Other gwm objects are just X objects (fonts, pixel colors ...) that are referenced by their X id, and are accessed via encapsulating WOOL types, such as Numbers or Pixmaps.
WOOL is a lisp interpreter of a special kind, since it has some important design differences from ``real'' lisps:
WOOL alas lacks lots of features from real lisps, for the sake of small footprint. But the WOOL code accounts for about 50k of the total text size of 150k of GWM.
The different WOOL objects are:
Active values are just like other atoms, but setting and evaluating them trigger specific functions to allow for greater expressive power. For instance, just setting a wob's borderwidth will actually resize the corresponding X window's border, and declaring a local value for it by a (with (wob-borderwidth 3) ...) will actually change the borderwidth of the current wob on the screen during the execution of the with body, and then revert to the previous value.
When you start GWM, it:
When an event is sent to a fsm, it is matched against the transitions in the current state of the fsm, and as soon as one matches, the corresponding WOOL expression is evaluated, and the fsm changes state if necessary. If no transition is waiting for the event, it is discarded.
For sub-wobs of wobs, i.e., bars of a window, plugs of a bar, bars of a menu, and menu of any wob, lazy evaluation is performed. That is, on the realization of the wob the field is re-evaluated if the result is not of the expected type. This allows for constructs such as:
(plug-make '(label-make window-name))
which creates a plug whose text is fetched as the name of the window on each realization, you do not have to explicitly eval a quoted expression.
An invocation of GWM can manage all screens attached to a display (there is one keyboard and mouse per display), but in X, screens are very distinct worlds. If you create a pixmap or a color on a screen, you cannot use it on another one. The list of objects created on one screen that cannot be used on another is:
|pixmaps||pixmap-make, label-make, active-label-make|
And of course, all the wobs and windows are screen-specific.
Any program can make GWM execute any WOOL code by putting the WOOL code to execute as an ASCII string in the GWM_EXECUTE property on any root window or client window of the screens managed by GWM, which will parse and evaluate the given string with the current window being the one on which the property was set.

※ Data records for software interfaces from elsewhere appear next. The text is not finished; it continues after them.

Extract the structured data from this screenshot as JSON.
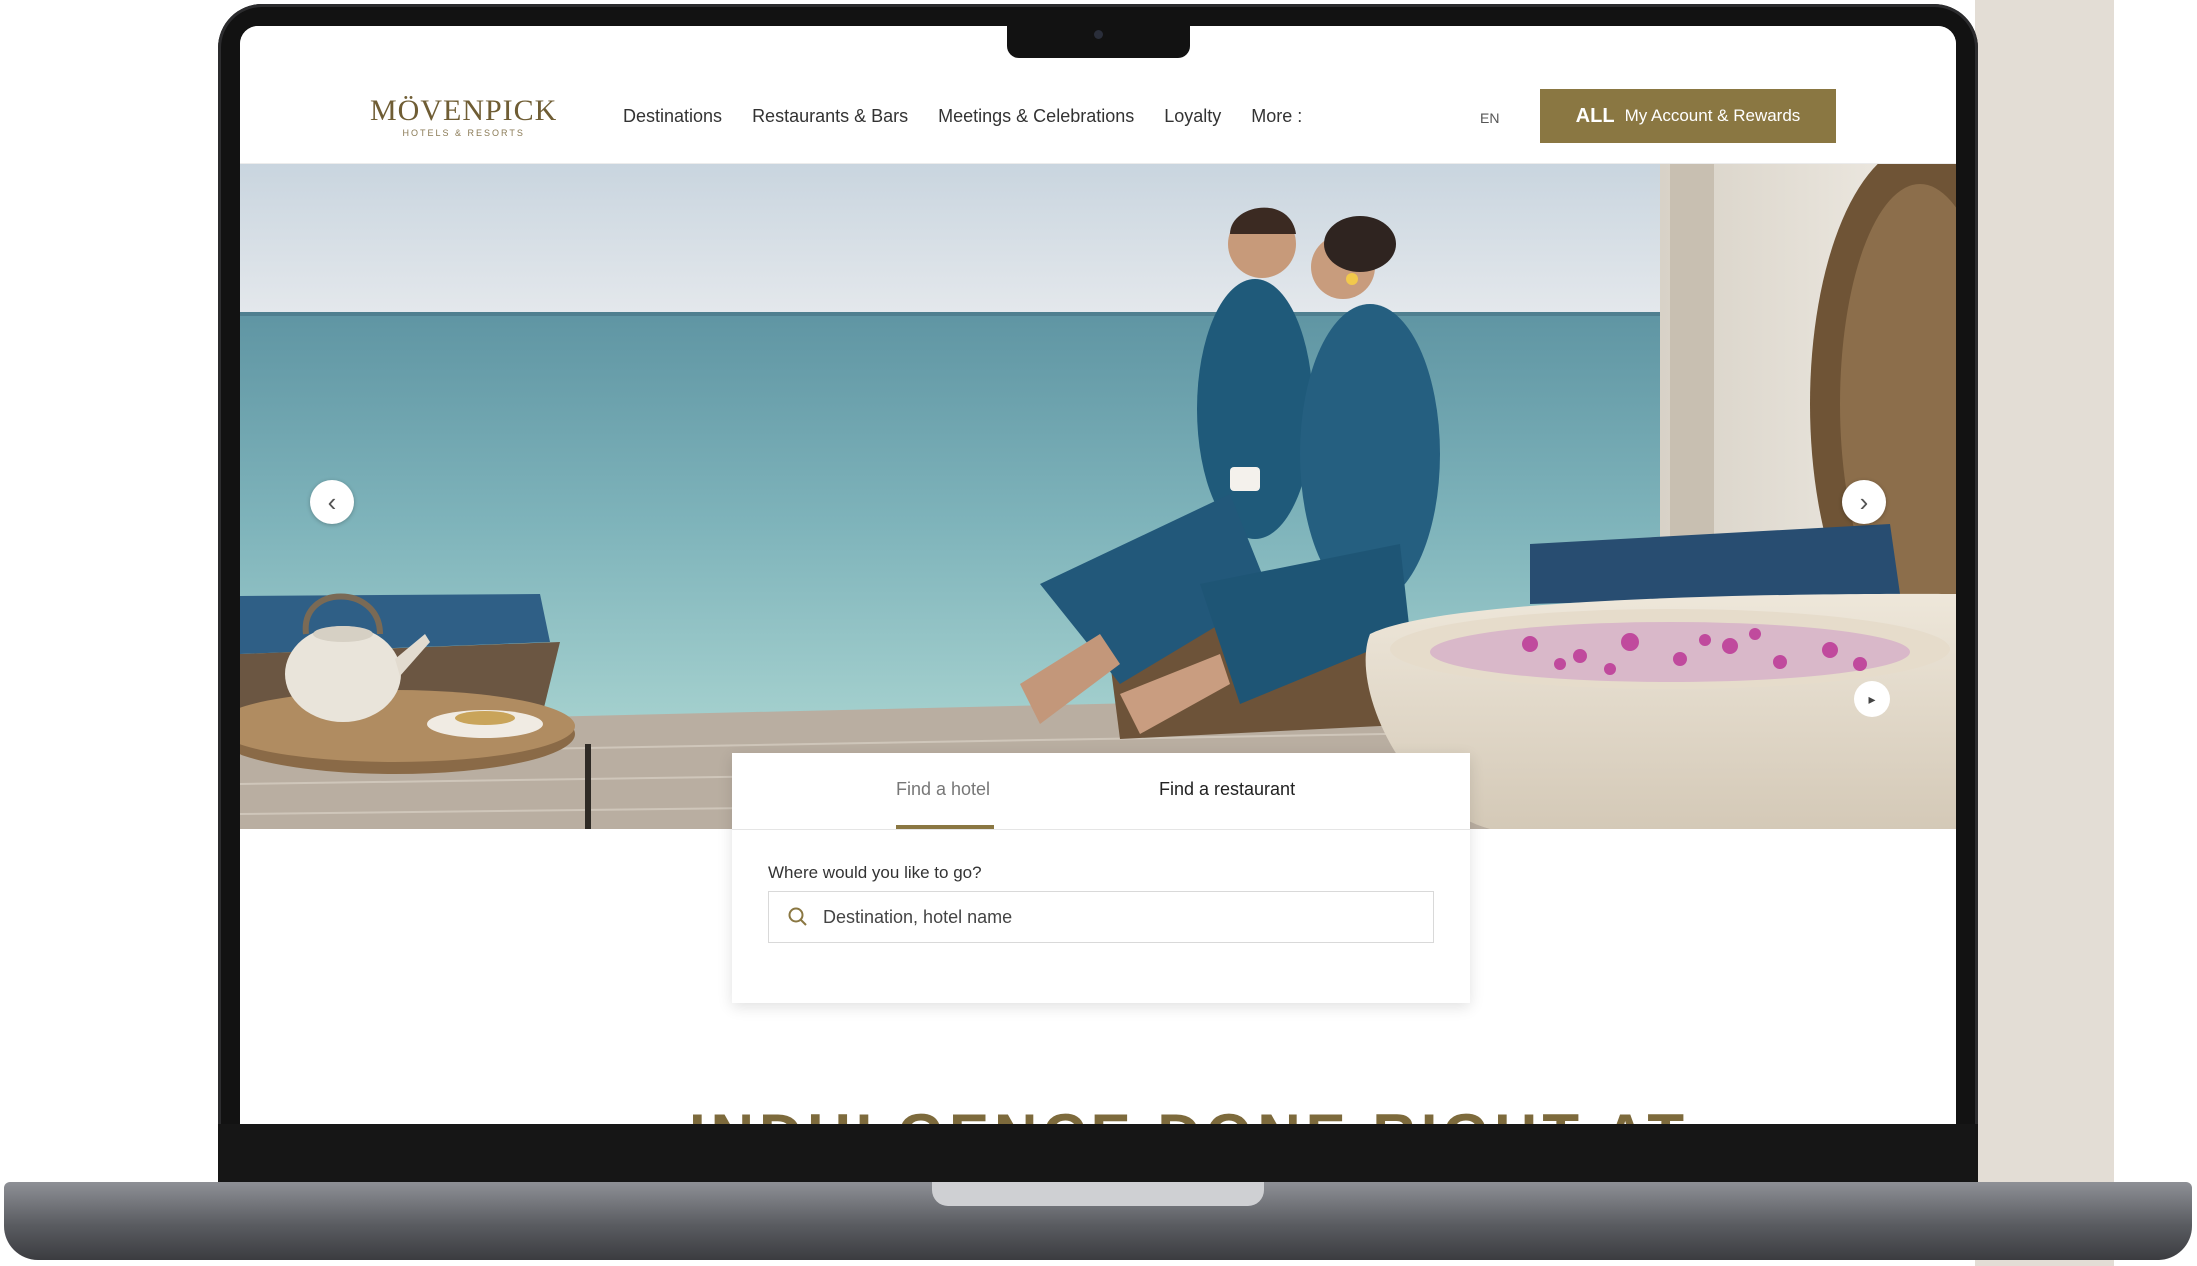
{
  "header": {
    "logo_text": "MÖVENPICK",
    "logo_subtext": "HOTELS & RESORTS",
    "nav_items": [
      "Destinations",
      "Restaurants & Bars",
      "Meetings & Celebrations",
      "Loyalty",
      "More :"
    ],
    "language": "EN",
    "account_prefix": "ALL",
    "account_label": "My Account & Rewards"
  },
  "hero": {
    "prev_icon": "‹",
    "next_icon": "›",
    "pause_icon": "▸"
  },
  "booking": {
    "tabs": [
      "Find a hotel",
      "Find a restaurant"
    ],
    "active_tab": 0,
    "field_label": "Where would you like to go?",
    "placeholder": "Destination, hotel name"
  },
  "section": {
    "heading": "INDULGENCE DONE RIGHT AT"
  },
  "colors": {
    "brand_gold": "#8a7742",
    "laptop_body": "#121212"
  }
}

This feature is built in, so that it will work regardless of the profile used.
You can also use the program gwmsend in the contrib/gwmsend directory in the distribution to send commands to GWM. It takes its first argument and puts in the GWM_EXECUTE property on the root window. It can thus be used like:
gwmsend '(? "Hello there\n")'
A better way is to use the -I option to make GWM read its standard input for commands. a recommended use is to run not gwm directly but a command like:
xterm -title gwm -e fep gwm -IP
fep is a pseudo-tty driver which gives its argument line editing and history capabilities, like ile or the GNU library readline.
If you want to communicate with GWM more interactively, via WOOL, you can use the program gwmchat (in the contrib/gwmchat directory). Start gwmchat in any terminal window, with the same flags as you would have given GWM. It forks off GWM and then waits for commands to send it. Output from GWM goes to the same terminal window.
In your .xinitrc or .xsession or correspondingly, where you normally would start GWM, you may instead have something like:
xterm -e gwmchat
xterm -geometry =80x16-1-1 -e gwmchat -f vtwm
gwmchat can be compiled to use the readline package. This is strongly recommended if it is available and if gwmchat is to be used in other ways than from inside Emacs, since otherwise it will have no command line editing mechanisms whatsoever (other than erasing backwards).
On each screen it manages, GWM will maintain a hidden window whose X Id will be given as a 32-bit Id in the GWM_RUNNING property on the root window and the hidden window itself. Thus, if this window exists, and has the GWM_RUNNING property set, you can be sure that the screen is managed by GWM.